Instructions to follow
The copy you produce must repeat each record exactly and contain no pictures.

Record excerpts
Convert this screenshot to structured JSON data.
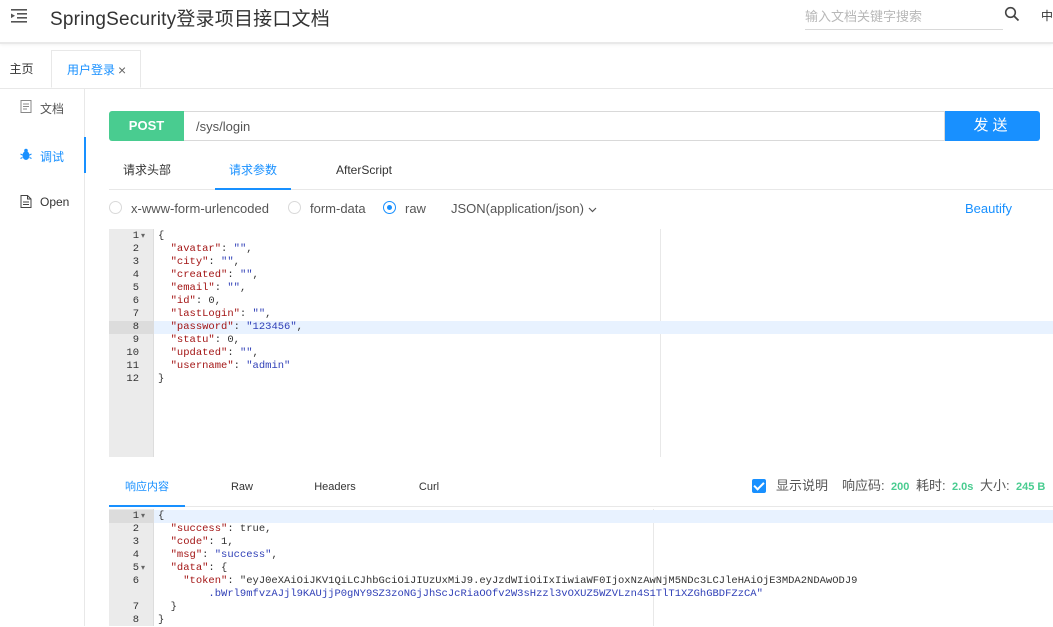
{
  "header": {
    "title": "SpringSecurity登录项目接口文档",
    "search_placeholder": "输入文档关键字搜索",
    "lang": "中"
  },
  "tabs": [
    {
      "label": "主页"
    },
    {
      "label": "用户登录",
      "close": "×"
    }
  ],
  "sidebar": {
    "items": [
      {
        "label": "文档",
        "icon": "document-icon"
      },
      {
        "label": "调试",
        "icon": "bug-icon"
      },
      {
        "label": "Open",
        "icon": "file-icon"
      }
    ]
  },
  "request": {
    "method": "POST",
    "url": "/sys/login",
    "send_label": "发送",
    "tabs": [
      "请求头部",
      "请求参数",
      "AfterScript"
    ],
    "active_tab": "请求参数",
    "body_types": [
      "x-www-form-urlencoded",
      "form-data",
      "raw"
    ],
    "selected_body_type": "raw",
    "content_type": "JSON(application/json)",
    "beautify_label": "Beautify",
    "body_lines": [
      "{",
      "  \"avatar\": \"\",",
      "  \"city\": \"\",",
      "  \"created\": \"\",",
      "  \"email\": \"\",",
      "  \"id\": 0,",
      "  \"lastLogin\": \"\",",
      "  \"password\": \"123456\",",
      "  \"statu\": 0,",
      "  \"updated\": \"\",",
      "  \"username\": \"admin\"",
      "}"
    ],
    "active_line": 8
  },
  "response": {
    "tabs": [
      "响应内容",
      "Raw",
      "Headers",
      "Curl"
    ],
    "active_tab": "响应内容",
    "show_desc_label": "显示说明",
    "show_desc_checked": true,
    "status_label": "响应码:",
    "status_value": "200",
    "time_label": "耗时:",
    "time_value": "2.0s",
    "size_label": "大小:",
    "size_value": "245 B",
    "body_lines": [
      {
        "n": "1",
        "text": "{"
      },
      {
        "n": "2",
        "text": "  \"success\": true,"
      },
      {
        "n": "3",
        "text": "  \"code\": 1,"
      },
      {
        "n": "4",
        "text": "  \"msg\": \"success\","
      },
      {
        "n": "5",
        "text": "  \"data\": {"
      },
      {
        "n": "6",
        "text": "    \"token\": \"eyJ0eXAiOiJKV1QiLCJhbGciOiJIUzUxMiJ9.eyJzdWIiOiIxIiwiaWF0IjoxNzAwNjM5NDc3LCJleHAiOjE3MDA2NDAwODJ9"
      },
      {
        "n": "",
        "text": "        .bWrl9mfvzAJjl9KAUjjP0gNY9SZ3zoNGjJhScJcRiaOOfv2W3sHzzl3vOXUZ5WZVLzn4S1TlT1XZGhGBDFZzCA\""
      },
      {
        "n": "7",
        "text": "  }"
      },
      {
        "n": "8",
        "text": "}"
      }
    ]
  }
}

Output
Convert this screenshot to structured JSON data.
{
  "header": {
    "title": "SpringSecurity登录项目接口文档",
    "search_placeholder": "输入文档关键字搜索",
    "lang": "中"
  },
  "tabs": [
    {
      "label": "主页"
    },
    {
      "label": "用户登录",
      "close": "×"
    }
  ],
  "sidebar": {
    "items": [
      {
        "label": "文档",
        "icon": "document-icon"
      },
      {
        "label": "调试",
        "icon": "bug-icon"
      },
      {
        "label": "Open",
        "icon": "file-icon"
      }
    ]
  },
  "request": {
    "method": "POST",
    "url": "/sys/login",
    "send_label": "发送",
    "tabs": [
      "请求头部",
      "请求参数",
      "AfterScript"
    ],
    "active_tab": "请求参数",
    "body_types": [
      "x-www-form-urlencoded",
      "form-data",
      "raw"
    ],
    "selected_body_type": "raw",
    "content_type": "JSON(application/json)",
    "beautify_label": "Beautify",
    "body_lines": [
      "{",
      "  \"avatar\": \"\",",
      "  \"city\": \"\",",
      "  \"created\": \"\",",
      "  \"email\": \"\",",
      "  \"id\": 0,",
      "  \"lastLogin\": \"\",",
      "  \"password\": \"123456\",",
      "  \"statu\": 0,",
      "  \"updated\": \"\",",
      "  \"username\": \"admin\"",
      "}"
    ],
    "active_line": 8
  },
  "response": {
    "tabs": [
      "响应内容",
      "Raw",
      "Headers",
      "Curl"
    ],
    "active_tab": "响应内容",
    "show_desc_label": "显示说明",
    "show_desc_checked": true,
    "status_label": "响应码:",
    "status_value": "200",
    "time_label": "耗时:",
    "time_value": "2.0s",
    "size_label": "大小:",
    "size_value": "245 B",
    "body_lines": [
      {
        "n": "1",
        "text": "{"
      },
      {
        "n": "2",
        "text": "  \"success\": true,"
      },
      {
        "n": "3",
        "text": "  \"code\": 1,"
      },
      {
        "n": "4",
        "text": "  \"msg\": \"success\","
      },
      {
        "n": "5",
        "text": "  \"data\": {"
      },
      {
        "n": "6",
        "text": "    \"token\": \"eyJ0eXAiOiJKV1QiLCJhbGciOiJIUzUxMiJ9.eyJzdWIiOiIxIiwiaWF0IjoxNzAwNjM5NDc3LCJleHAiOjE3MDA2NDAwODJ9"
      },
      {
        "n": "",
        "text": "        .bWrl9mfvzAJjl9KAUjjP0gNY9SZ3zoNGjJhScJcRiaOOfv2W3sHzzl3vOXUZ5WZVLzn4S1TlT1XZGhGBDFZzCA\""
      },
      {
        "n": "7",
        "text": "  }"
      },
      {
        "n": "8",
        "text": "}"
      }
    ]
  }
}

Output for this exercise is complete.